His legacy began to be cemented when the endowment for George C. Frison Institute for Archaeology and Anthropology was established in 1996. Today, this fund supports many students and faculty. In retirement, he saw the development of a Ph.D. program. And in 2007, the anthropology department moved into its own dedicated building, with state-of-the-art classrooms, laboratories and curation facilities. On May 6, 2022, this facility was formally renamed the George C. Frison building, an honor rarely bestowed by UW.
In a quiet and unassuming fashion, George Frison spanned many different worlds and communities. His relationships with private property owners opened many gates to excavations on private lands. His ranching experience informed the world of anthropology and archaeology. He successfully bridged the worlds of research, teaching and university academia to build a widely recognized anthropology department. And he always maintained very close ties with the avocational community and the Wyoming Archaeological Society. Frison never forgot his roots, and his remarkable life leaves an indelible mark on the field of archaeology, the university and the state.

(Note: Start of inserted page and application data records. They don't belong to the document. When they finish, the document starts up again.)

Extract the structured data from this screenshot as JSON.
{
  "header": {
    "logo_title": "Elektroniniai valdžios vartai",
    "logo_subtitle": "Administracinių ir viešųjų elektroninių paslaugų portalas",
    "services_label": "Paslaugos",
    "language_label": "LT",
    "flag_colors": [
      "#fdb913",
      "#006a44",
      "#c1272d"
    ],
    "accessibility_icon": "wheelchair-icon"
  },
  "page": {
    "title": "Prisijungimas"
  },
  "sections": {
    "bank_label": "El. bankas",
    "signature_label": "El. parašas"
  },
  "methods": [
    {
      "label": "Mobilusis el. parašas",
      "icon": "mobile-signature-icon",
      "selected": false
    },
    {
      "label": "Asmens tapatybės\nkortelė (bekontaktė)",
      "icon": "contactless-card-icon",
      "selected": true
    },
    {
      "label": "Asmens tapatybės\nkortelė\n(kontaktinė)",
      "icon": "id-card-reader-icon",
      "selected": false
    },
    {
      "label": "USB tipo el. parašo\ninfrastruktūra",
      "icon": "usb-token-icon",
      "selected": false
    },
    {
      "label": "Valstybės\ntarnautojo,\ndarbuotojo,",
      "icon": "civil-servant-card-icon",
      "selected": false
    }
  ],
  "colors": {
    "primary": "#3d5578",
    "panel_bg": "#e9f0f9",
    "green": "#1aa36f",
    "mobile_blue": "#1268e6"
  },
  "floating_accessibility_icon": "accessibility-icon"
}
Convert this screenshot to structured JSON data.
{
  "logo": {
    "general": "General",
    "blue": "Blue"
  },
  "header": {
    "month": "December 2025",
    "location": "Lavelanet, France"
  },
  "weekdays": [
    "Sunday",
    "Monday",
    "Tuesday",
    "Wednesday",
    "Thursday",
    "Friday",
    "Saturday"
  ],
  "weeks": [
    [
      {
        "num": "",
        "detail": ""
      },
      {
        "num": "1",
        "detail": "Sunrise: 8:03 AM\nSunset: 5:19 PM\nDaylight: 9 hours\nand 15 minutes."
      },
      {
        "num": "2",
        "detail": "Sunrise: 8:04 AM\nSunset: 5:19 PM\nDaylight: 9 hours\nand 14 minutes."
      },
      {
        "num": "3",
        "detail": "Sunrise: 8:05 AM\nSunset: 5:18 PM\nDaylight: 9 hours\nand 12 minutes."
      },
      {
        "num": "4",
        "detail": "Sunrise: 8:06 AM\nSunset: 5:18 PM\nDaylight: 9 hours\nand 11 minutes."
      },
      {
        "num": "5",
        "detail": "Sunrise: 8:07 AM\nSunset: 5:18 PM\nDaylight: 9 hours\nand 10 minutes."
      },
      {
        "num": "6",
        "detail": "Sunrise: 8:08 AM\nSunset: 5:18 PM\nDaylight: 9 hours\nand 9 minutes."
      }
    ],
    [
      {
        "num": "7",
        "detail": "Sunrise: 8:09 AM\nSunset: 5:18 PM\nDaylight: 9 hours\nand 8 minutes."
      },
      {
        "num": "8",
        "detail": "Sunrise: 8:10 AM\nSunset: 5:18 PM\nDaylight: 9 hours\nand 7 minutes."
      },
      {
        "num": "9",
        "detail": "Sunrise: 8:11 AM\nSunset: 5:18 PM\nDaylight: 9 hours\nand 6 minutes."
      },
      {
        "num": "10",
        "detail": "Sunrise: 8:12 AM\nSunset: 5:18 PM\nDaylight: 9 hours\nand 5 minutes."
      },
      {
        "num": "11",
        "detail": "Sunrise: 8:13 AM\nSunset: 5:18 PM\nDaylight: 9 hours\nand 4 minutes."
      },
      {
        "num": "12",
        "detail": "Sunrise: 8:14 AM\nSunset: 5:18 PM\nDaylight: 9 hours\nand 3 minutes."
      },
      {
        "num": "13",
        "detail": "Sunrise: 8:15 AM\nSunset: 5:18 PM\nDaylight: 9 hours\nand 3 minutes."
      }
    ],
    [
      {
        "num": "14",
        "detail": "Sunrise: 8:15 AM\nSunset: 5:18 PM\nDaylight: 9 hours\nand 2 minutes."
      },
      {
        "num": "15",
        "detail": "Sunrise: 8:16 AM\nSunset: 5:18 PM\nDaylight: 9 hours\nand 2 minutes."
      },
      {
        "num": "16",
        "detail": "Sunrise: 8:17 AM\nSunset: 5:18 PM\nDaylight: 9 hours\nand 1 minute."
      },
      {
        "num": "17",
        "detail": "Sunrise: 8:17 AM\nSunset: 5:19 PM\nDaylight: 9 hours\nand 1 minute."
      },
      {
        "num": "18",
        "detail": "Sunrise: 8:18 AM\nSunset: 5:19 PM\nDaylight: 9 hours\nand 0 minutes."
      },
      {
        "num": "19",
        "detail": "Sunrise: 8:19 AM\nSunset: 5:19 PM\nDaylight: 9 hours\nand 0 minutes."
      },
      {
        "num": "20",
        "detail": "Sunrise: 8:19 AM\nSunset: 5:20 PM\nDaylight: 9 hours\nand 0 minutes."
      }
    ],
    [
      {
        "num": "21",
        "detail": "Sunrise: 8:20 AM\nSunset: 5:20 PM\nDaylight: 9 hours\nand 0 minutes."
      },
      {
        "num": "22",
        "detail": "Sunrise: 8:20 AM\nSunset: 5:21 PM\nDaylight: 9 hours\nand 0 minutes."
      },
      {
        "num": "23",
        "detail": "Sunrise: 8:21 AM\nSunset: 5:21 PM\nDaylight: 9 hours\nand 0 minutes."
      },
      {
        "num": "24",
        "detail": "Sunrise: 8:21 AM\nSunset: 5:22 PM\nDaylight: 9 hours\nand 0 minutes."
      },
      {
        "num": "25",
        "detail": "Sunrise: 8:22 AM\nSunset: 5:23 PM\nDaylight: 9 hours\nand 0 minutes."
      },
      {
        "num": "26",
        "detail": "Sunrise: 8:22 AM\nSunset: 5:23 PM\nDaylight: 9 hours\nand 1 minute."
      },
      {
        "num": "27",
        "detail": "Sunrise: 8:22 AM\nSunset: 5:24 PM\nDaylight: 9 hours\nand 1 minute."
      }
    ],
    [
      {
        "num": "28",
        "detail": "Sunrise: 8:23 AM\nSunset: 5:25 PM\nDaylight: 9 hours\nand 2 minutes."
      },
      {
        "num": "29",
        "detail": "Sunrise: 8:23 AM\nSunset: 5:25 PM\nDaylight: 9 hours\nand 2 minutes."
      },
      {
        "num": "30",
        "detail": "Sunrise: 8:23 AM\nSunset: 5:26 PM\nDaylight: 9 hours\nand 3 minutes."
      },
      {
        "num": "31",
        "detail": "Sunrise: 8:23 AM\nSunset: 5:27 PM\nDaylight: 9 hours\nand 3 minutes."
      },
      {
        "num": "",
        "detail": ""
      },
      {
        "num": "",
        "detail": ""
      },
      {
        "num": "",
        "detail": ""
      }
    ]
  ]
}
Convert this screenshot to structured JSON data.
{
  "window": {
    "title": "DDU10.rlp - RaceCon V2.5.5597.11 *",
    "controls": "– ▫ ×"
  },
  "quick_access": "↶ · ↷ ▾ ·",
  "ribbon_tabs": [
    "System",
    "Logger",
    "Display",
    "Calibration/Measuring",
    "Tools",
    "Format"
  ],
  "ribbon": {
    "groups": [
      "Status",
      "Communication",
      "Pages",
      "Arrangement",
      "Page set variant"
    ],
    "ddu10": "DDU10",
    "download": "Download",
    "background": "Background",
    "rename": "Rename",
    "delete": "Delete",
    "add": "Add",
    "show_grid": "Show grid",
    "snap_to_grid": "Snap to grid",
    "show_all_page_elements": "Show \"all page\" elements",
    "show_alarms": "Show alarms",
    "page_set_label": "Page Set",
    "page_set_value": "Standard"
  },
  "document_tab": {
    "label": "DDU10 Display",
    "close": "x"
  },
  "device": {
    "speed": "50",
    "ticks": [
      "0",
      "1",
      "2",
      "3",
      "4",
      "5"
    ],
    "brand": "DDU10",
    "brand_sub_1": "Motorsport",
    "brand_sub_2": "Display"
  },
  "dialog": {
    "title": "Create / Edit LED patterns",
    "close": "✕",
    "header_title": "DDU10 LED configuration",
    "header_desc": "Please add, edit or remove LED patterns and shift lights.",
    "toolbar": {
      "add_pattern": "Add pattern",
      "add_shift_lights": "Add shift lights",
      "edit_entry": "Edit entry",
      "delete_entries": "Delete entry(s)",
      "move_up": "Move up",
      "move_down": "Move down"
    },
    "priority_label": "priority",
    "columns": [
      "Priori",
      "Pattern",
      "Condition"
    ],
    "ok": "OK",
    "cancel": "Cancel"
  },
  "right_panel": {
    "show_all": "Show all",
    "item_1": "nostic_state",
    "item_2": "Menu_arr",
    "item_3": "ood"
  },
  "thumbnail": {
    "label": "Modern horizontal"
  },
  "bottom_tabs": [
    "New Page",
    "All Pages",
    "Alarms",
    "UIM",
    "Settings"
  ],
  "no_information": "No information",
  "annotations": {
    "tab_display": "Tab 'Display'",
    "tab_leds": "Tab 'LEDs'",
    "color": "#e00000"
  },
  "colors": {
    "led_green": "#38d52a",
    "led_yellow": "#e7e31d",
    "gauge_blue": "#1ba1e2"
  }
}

- Frison, George C. “A Functional Analysis of Certain Chipped Stone Tools.” American Antiquity 33, no. 2 (1968): 149-155.
- _____________. Prehistoric Hunters of the High Plains. New York: Academic Press, 1978.
- _____________. Prehistoric Hunters of the High Plains, 2d ed. New York: Academic Press, 1991.
- _____________. Rancher Archaeologist: A Career in Two Different Worlds. Salt Lake City: University of Utah Press, 2014.
- _____________. Survival by Hunting: Prehistoric Human Predators and Animals Prey. Berkeley: University of California Press, 2004.
- _____________. “Wedding of the Waters Cave: A Stratified Site in the Bighorn Basin of Northern Wyoming.” Plains Anthropologist 7, no. 18 (1962): 246-265.
- Kornfeld, Marcel, George C. Frison, and Mary Lou Larson. Prehistoric Hunter-Gatherers of the High Plains and Rockies, 3d ed. Walnut Creek, California: Left Coast Press, 2010.
- Anonymous. “George Frison Finalist in the Wyoming Citizen of the Century Competition.” The Wyoming Archaeologist 42, no. 2 (1998): xxiii-xxv.
- Francis, Julie. “Obituary, George Carr Frison, (1924-2020).” Plains Anthropologist 67, no. 261 (2022): 93-98.
- Kornfeld, Marcel. “George C. Frison, 1924-2020.” The SAA Archaeological Record 21, no. 5 (2021): 66-67.